**Task brief**.
In the records below, find each line with the word "score" and copy it.

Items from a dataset
######
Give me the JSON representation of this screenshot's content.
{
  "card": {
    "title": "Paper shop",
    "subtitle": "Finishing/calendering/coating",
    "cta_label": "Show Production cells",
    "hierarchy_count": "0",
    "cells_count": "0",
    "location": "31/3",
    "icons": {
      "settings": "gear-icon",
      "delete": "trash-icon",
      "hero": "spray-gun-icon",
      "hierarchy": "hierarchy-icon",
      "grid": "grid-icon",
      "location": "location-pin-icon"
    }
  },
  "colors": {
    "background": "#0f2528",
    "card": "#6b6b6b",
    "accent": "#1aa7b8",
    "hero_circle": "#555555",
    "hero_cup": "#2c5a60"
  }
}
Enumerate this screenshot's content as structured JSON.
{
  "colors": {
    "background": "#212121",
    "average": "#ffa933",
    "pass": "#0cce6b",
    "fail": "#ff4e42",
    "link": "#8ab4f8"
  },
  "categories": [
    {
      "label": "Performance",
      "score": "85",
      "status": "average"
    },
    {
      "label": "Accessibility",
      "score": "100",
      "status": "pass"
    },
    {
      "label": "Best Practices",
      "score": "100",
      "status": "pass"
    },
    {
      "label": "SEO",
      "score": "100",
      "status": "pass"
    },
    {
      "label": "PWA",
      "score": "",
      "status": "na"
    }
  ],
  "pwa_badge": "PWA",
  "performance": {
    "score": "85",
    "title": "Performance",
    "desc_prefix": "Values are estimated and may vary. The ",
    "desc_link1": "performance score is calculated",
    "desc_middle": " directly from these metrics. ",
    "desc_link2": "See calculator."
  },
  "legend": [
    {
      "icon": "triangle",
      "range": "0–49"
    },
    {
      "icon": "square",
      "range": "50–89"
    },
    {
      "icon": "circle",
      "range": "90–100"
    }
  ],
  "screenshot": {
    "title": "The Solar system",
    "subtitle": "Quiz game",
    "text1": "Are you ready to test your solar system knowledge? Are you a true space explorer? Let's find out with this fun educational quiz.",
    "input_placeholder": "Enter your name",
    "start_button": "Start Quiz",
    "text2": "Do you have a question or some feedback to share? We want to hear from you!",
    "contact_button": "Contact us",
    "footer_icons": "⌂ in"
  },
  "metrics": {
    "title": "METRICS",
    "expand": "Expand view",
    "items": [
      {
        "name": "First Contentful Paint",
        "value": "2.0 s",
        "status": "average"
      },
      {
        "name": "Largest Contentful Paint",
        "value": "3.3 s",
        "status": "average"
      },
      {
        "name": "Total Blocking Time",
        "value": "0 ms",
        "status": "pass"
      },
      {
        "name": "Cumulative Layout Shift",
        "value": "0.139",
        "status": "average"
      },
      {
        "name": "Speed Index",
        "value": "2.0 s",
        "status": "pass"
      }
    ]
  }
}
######
**Problem solution**.
      "score": "85",
      "score": "100",
      "score": "100",
      "score": "100",
      "score": "",
    "score": "85",
    "desc_link1": "performance score is calculated",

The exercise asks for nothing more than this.